I remember hearing it said once of a famous minister that he “would have been an outstanding success in any field he had chosen to enter.” Now I recognize the intent of that. Someone wanted to eulogize a man he considered great. But it sounded to me as though he thought that God was quite fortunate that He had found such an outstanding man. The emphasis in the Bible falls rather on the fact that the great God takes hold of people considered insignificant and does marvelous things in and through their lives.

But it’s not only in the kind of people He calls to Himself that God demolishes human pride. He does so also by saving us in a way for which we can claim no credit. Listen: “He [God] is the source of your life in Christ Jesus, whom God made our wisdom, our righteousness and sanctification and redemption.” Paul is saying to these believers, “You have a new life in Jesus Christ, and God is the source of it. You didn’t make yourself alive. He breathed that life into you. It’s because of God’s grace and power that you are what you are in Christ. Everything has come from Him. Christ is now your wisdom. In Him you learn about God and about yourselves and about the meaning of your life. He is your righteousness. You are justified, accepted with God, completely on the basis of what He has done for you, and not by any works of yours. He is your sanctification. It’s in union with Him that you become holy. It’s by the power of His Spirit that you are transformed. For that also you can claim no credit at all.”

More, “He is your redemption. He is the One who delivers you from the power of sin and death. He is the One who sets you free from the evil powers that have bound you. Your salvation from beginning to end is His work. It’s by God’s grace alone. It’s by Christ alone, crucified and risen for you. It’s by faith alone, the empty hand by which you receive Him.”

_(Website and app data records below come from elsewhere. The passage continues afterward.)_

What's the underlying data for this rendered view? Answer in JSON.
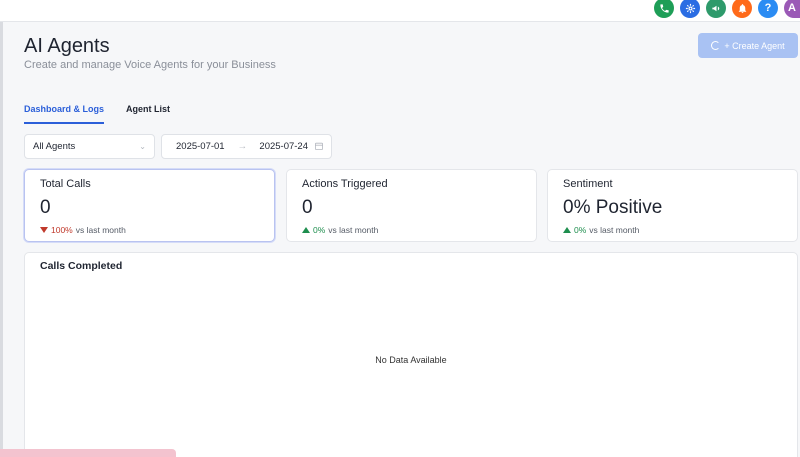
{
  "header": {
    "icons": [
      "phone-icon",
      "gear-icon",
      "megaphone-icon",
      "bell-icon",
      "help-icon",
      "avatar"
    ],
    "avatar_initial": "A",
    "help_label": "?"
  },
  "page": {
    "title": "AI Agents",
    "subtitle": "Create and manage Voice Agents for your Business",
    "create_button": "+ Create Agent"
  },
  "tabs": [
    {
      "label": "Dashboard & Logs",
      "active": true
    },
    {
      "label": "Agent List",
      "active": false
    }
  ],
  "filters": {
    "agent_select": "All Agents",
    "start_date": "2025-07-01",
    "end_date": "2025-07-24"
  },
  "stats": [
    {
      "label": "Total Calls",
      "value": "0",
      "change": "100%",
      "direction": "down",
      "suffix": "vs last month"
    },
    {
      "label": "Actions Triggered",
      "value": "0",
      "change": "0%",
      "direction": "up",
      "suffix": "vs last month"
    },
    {
      "label": "Sentiment",
      "value": "0% Positive",
      "change": "0%",
      "direction": "up",
      "suffix": "vs last month"
    }
  ],
  "calls_panel": {
    "title": "Calls Completed",
    "empty_text": "No Data Available"
  },
  "colors": {
    "accent": "#2b5fd9",
    "create_button_bg": "#a9c2f3",
    "down": "#c0392b",
    "up": "#1e8e4e"
  }
}
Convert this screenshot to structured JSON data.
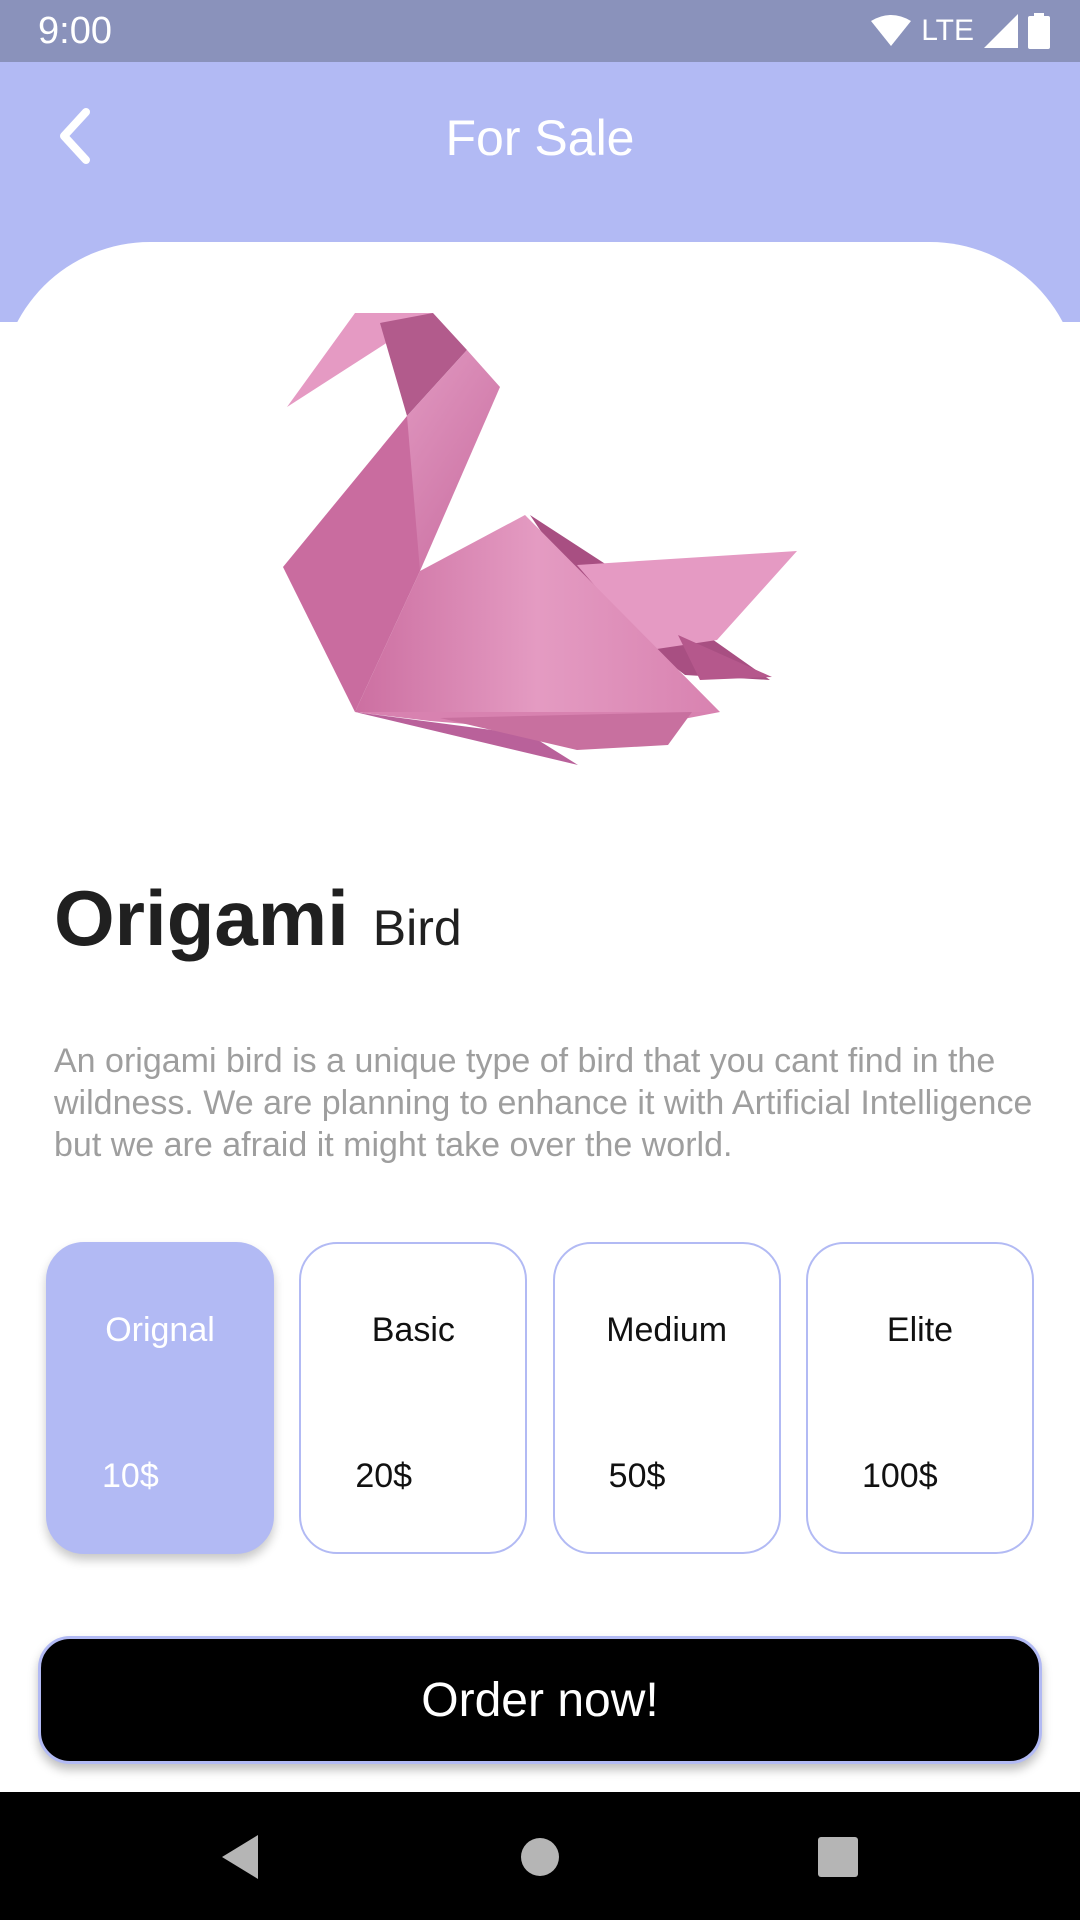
{
  "status": {
    "time": "9:00",
    "network": "LTE"
  },
  "header": {
    "title": "For Sale"
  },
  "product": {
    "name": "Origami",
    "type": "Bird",
    "description": "An origami bird is a unique type of bird that you cant find in the wildness. We are planning to enhance it with Artificial Intelligence but we are afraid it might take over the world."
  },
  "options": [
    {
      "label": "Orignal",
      "price": "10$",
      "selected": true
    },
    {
      "label": "Basic",
      "price": "20$",
      "selected": false
    },
    {
      "label": "Medium",
      "price": "50$",
      "selected": false
    },
    {
      "label": "Elite",
      "price": "100$",
      "selected": false
    }
  ],
  "order_button": {
    "label": "Order now!"
  },
  "colors": {
    "accent": "#b2baf4",
    "status_bar": "#8a92bb",
    "bird_pink": "#e39ac2"
  },
  "icons": {
    "back": "back-arrow-icon",
    "wifi": "wifi-icon",
    "signal": "signal-icon",
    "battery": "battery-icon",
    "nav_back": "nav-back-icon",
    "nav_home": "nav-home-icon",
    "nav_recents": "nav-recents-icon"
  }
}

And here’s the goal of all that: “As it is written, `Let him who boasts, boast of the Lord.’” Paul is looking back here to a quotation from Jeremiah, “Thus says the Lord: `Let not the wise man glory in his wisdom, let not the mighty man glory in his might, let not the rich man glory in his riches; but let him who glories glory in this, that he understands and knows me, that I am the Lord who practices steadfast love, justice, and righteousness in the earth.’” Since God is the God of steadfast love and perfect righteousness, since He is the One who provides salvation for us in Christ out of His sheer mercy, since forgiveness and new life come to us totally as a gift, let none of us imagine that we were called by the Lord because of some excellence or virtue in ourselves. Let none of us imagine that we make progress in the Christian life because of some innate superiority. Let none of us dream that we shall be accepted at the last because of anything in ourselves. No, let us look away from ourselves to Jesus Christ, crucified and risen for us, let us find in Him all our salvation and all our hope. For this unspeakable gift, let us give all glory and praise to God.